There’s a secret magic when Ross writes about Elric being able to “kill you with his mind”, about Elric’s gaunt frame as the conceptual opposite to Conan, about Elric clones appearing in his Dungeons & Dragons campaigns and about Elric being whiskey & Led Zeppelin in a Celine Dion and light beer-powered world. There’s something courageous in this kind of sharing, something deeply beguiling. Is it the birth of tradition? That for nothing more than just showing up at a comicbook store this Saturday, you’ll be able to share in that same tradition? Or is it something deeper, more redemptive? That popular culture is popular for a reason. And that popular culture is vast. And that you too will find your Elric or Sandman or Star Trek. And that that will be as transformative an experience for you, as Ross finding Elric. And that in the deepest, most profound sense, the popular matters.
Last year crippled me, and it did you too. Tron: Legacy was just a dagger in the eye. If Tron could be that good, that relevant nearly 3 decades after, why couldn’t it have been that, for everyday since 1982? But if Tron: Legacy was a dagger in the eye, the recent trend of supplementing relaunched comics stories with histories was a knife at our collective throats. These publication histories, read as academic rarefaction. That the culture they describe is no longer popular and that these histories need to be retold to emphasize that these characters and settings have a history in popular culture. “Believe me”, these reprinted publication histories seem to say, “This was important once”. And of course, more often than not, the new stories that these histories support often fail to connect with readers.
Ross’ Elric essay is the opposite of that. It is the portrait of a deep and abiding connection between Elric and the popular. The Balanced Lost has the makings of a great story. Something worth reading, worth owning. Personally I can’t wait for Independence Day weekend when I’ll get a chance to look at the first issue of the new Elric ongoing series. But that’s hardly the point. The point is, leaders lead. And steering away from simply rehashing a publication history (and in that way ensuring a character grow staid and irrelevant) is what leadership looks like. But more than that, Ross’ ‘40 Years’ reads like a manifesto, like a promise. That dreams don’t come easy, but they can come true. And more than anything, that is what lies at the heart of Free Comic Book Day.
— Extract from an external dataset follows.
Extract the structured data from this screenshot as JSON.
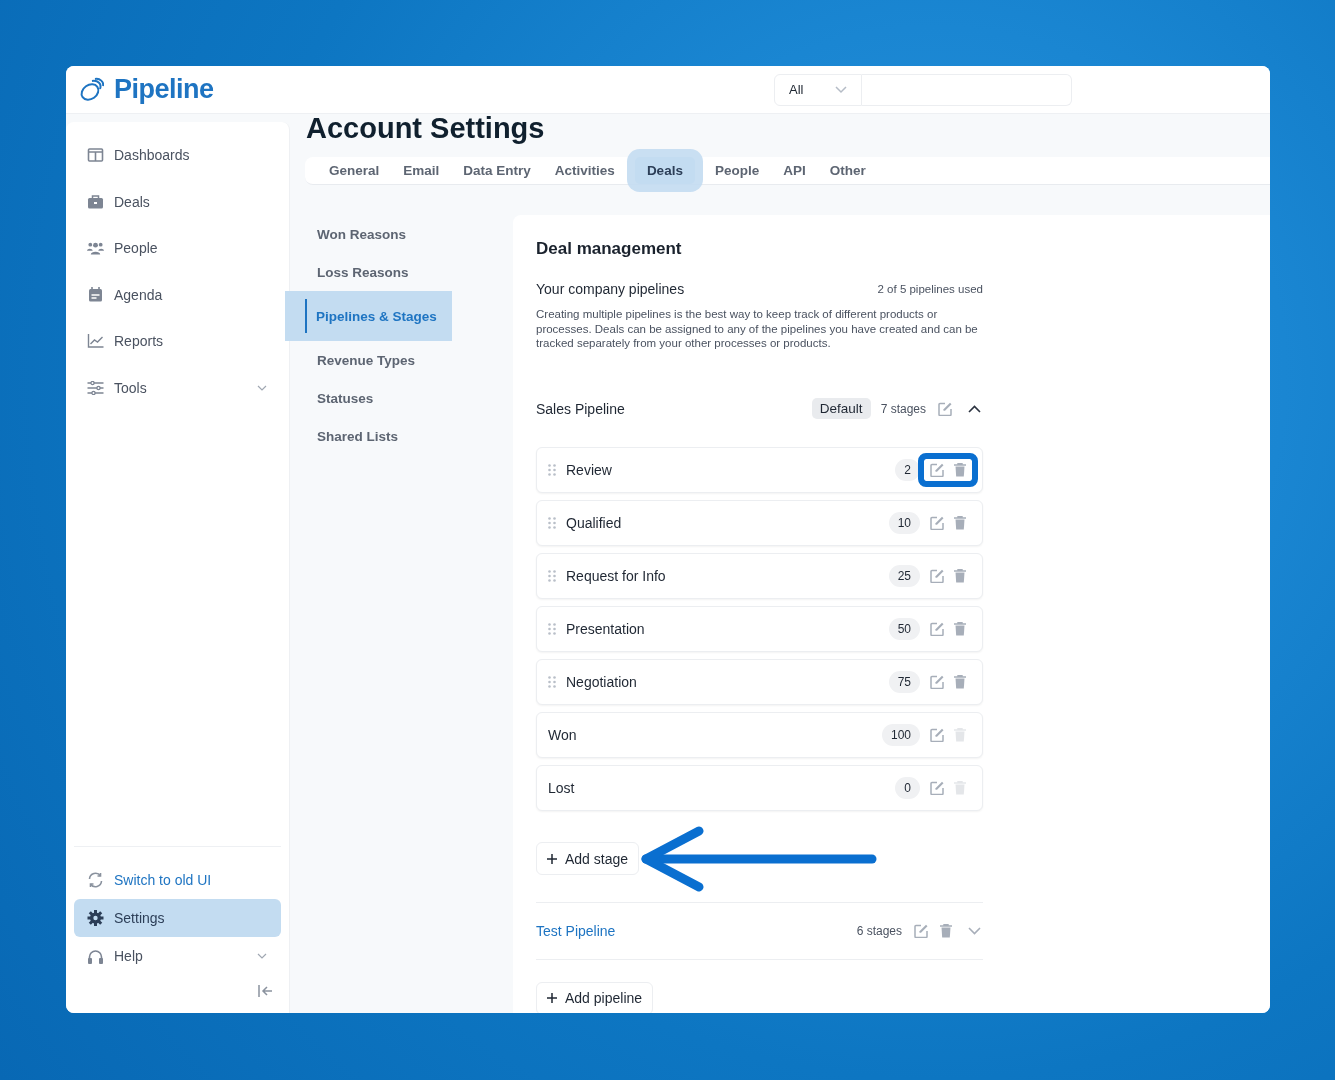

"With the contentious 2016 US presidential election looming before us, this is an excellent time to cut through the hype and the rhetoric to explore the nature and depictions of elections, both within reality and in fiction.READ the article